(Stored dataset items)
_ _ _ _ _
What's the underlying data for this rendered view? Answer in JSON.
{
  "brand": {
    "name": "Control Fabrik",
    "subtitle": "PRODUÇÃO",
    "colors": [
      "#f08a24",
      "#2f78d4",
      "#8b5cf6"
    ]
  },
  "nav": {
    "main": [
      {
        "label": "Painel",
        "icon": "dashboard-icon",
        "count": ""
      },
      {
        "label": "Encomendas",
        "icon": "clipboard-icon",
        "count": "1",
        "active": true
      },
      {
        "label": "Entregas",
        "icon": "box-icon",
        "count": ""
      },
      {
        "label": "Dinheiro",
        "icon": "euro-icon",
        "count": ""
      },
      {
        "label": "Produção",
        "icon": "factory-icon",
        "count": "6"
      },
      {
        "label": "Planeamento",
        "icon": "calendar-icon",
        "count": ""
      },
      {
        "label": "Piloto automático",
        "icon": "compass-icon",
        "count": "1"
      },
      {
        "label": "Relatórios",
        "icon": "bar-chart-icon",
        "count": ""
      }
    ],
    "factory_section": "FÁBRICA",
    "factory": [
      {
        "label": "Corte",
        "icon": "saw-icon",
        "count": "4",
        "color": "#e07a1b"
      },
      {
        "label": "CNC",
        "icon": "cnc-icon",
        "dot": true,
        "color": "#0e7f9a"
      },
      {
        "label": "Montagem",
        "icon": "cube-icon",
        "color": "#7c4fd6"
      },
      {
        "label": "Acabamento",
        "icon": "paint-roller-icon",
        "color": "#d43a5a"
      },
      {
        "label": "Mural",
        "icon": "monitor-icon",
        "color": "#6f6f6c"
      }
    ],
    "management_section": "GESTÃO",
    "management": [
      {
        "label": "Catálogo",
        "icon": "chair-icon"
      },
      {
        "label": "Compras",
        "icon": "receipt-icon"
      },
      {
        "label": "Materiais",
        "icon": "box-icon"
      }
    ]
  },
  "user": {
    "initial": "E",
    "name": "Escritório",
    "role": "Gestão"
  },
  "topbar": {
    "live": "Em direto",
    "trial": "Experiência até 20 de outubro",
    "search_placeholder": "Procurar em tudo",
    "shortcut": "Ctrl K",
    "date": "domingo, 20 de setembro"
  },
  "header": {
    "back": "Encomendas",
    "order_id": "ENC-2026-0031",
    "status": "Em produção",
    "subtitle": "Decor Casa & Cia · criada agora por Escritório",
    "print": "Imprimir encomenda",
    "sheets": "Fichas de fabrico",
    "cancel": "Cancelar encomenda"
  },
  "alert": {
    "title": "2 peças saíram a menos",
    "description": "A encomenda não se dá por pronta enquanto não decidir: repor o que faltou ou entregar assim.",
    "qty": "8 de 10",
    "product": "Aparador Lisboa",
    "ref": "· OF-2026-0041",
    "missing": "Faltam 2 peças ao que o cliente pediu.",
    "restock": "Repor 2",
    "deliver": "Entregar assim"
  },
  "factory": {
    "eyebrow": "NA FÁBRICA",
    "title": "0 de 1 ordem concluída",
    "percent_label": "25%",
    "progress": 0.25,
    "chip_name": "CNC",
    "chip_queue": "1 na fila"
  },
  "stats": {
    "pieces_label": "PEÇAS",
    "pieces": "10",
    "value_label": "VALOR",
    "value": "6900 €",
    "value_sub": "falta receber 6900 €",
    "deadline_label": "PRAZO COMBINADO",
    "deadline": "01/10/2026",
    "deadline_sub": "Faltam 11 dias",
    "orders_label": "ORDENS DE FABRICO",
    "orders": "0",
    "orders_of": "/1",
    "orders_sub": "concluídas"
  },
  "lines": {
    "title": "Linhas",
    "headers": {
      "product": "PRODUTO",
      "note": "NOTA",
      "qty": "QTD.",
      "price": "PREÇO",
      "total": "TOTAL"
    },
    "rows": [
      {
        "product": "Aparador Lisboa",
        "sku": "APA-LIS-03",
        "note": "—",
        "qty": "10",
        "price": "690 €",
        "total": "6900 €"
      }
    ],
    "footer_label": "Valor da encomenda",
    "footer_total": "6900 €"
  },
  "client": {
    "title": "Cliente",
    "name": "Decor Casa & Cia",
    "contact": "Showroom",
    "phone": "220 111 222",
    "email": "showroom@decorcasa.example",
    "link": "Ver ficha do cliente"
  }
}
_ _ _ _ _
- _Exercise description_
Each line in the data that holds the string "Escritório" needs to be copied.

- _Response box_
    "name": "Escritório",
    "subtitle": "Decor Casa & Cia · criada agora por Escritório",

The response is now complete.